Who do we consider “impossible”?
In Session 5 of A Study of Philippians, students read Paul’s beautiful “hymn of Christ” in Philippians 2:1–11, which depicts Christ’s humble service in the form of a stirring poem.
So if there is any encouragement in Christ, any comfort from love, any participation in the Spirit, any affection and sympathy, complete my joy by being of the same mind, having the same love, being in full accord and of one mind. Do nothing from selfish ambition or conceit, but in humility count others more significant than yourselves. Let each of you look not only to his own interests, but also to the interests of others. (Phil. 2:1–4)
What are some practical ways your students can have an attitude of humility and not judge people who aren’t like them as beyond the reach of Christ?

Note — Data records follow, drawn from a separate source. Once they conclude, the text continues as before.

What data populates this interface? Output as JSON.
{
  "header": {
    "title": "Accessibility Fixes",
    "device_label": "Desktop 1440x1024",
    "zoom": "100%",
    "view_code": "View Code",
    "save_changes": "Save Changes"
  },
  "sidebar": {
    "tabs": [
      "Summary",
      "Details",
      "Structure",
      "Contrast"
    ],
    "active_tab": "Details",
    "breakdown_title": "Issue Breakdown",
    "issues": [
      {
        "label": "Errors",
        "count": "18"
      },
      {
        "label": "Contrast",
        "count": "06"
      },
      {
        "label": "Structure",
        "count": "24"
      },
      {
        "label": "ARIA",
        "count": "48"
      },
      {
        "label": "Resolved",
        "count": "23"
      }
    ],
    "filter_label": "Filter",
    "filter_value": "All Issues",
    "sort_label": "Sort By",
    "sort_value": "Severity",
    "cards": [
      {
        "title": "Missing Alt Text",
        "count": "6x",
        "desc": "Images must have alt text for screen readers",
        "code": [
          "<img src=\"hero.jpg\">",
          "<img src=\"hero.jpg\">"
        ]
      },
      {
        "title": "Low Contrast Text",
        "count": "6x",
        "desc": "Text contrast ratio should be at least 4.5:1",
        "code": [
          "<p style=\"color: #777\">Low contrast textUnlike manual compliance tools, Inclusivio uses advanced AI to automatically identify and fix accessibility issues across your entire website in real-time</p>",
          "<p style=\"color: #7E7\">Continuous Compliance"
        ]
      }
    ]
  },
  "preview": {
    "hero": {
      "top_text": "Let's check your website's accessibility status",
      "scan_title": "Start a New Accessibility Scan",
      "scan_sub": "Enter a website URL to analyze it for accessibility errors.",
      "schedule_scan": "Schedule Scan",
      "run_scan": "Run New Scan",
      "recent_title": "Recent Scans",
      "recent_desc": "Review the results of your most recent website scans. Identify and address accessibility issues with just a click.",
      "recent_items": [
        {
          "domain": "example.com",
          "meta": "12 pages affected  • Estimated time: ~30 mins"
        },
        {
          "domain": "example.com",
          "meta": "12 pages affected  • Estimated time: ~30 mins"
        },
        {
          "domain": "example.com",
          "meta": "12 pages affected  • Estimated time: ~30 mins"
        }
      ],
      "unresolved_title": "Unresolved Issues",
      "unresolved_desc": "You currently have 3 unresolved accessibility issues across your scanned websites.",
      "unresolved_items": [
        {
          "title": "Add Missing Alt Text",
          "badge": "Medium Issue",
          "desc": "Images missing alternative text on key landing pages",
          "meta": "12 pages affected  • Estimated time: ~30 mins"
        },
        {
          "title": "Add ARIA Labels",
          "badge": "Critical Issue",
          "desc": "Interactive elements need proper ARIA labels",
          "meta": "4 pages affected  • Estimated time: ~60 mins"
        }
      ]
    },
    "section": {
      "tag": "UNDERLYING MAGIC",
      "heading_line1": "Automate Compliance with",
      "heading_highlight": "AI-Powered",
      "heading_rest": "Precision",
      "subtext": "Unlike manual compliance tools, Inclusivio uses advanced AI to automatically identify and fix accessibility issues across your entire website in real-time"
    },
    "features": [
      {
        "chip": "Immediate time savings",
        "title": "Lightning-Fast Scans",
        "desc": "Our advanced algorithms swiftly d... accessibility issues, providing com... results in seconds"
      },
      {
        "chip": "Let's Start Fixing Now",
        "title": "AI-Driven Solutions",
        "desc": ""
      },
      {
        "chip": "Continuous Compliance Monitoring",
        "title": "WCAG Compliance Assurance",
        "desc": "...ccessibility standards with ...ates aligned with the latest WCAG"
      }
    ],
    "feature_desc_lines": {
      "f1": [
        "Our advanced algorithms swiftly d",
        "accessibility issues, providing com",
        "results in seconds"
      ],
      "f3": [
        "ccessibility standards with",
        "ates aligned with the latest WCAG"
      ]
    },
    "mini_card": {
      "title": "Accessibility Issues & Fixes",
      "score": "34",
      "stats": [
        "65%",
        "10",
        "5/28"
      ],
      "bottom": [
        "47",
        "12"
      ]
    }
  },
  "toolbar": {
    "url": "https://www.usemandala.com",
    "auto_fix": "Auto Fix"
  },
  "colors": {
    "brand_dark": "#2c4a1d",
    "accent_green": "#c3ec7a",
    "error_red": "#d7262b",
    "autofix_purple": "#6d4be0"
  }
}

Read this article from Ligonier Ministries’ Tabletalk magazine:
“We attend churches where all sorts of barriers probably still exist, whether it’s between black and white or rich and poor. Judgmentalism is the metaphorical doorkeeper that keeps the undesirables and the “impossibles” from entering through the doors of our closely guarded churches.
“Answer the following questions honestly when it comes to the word impossible: [read more from Ligonier Ministries’ Tabletalk magazine here]
In what ways do you look at others as “impossible”?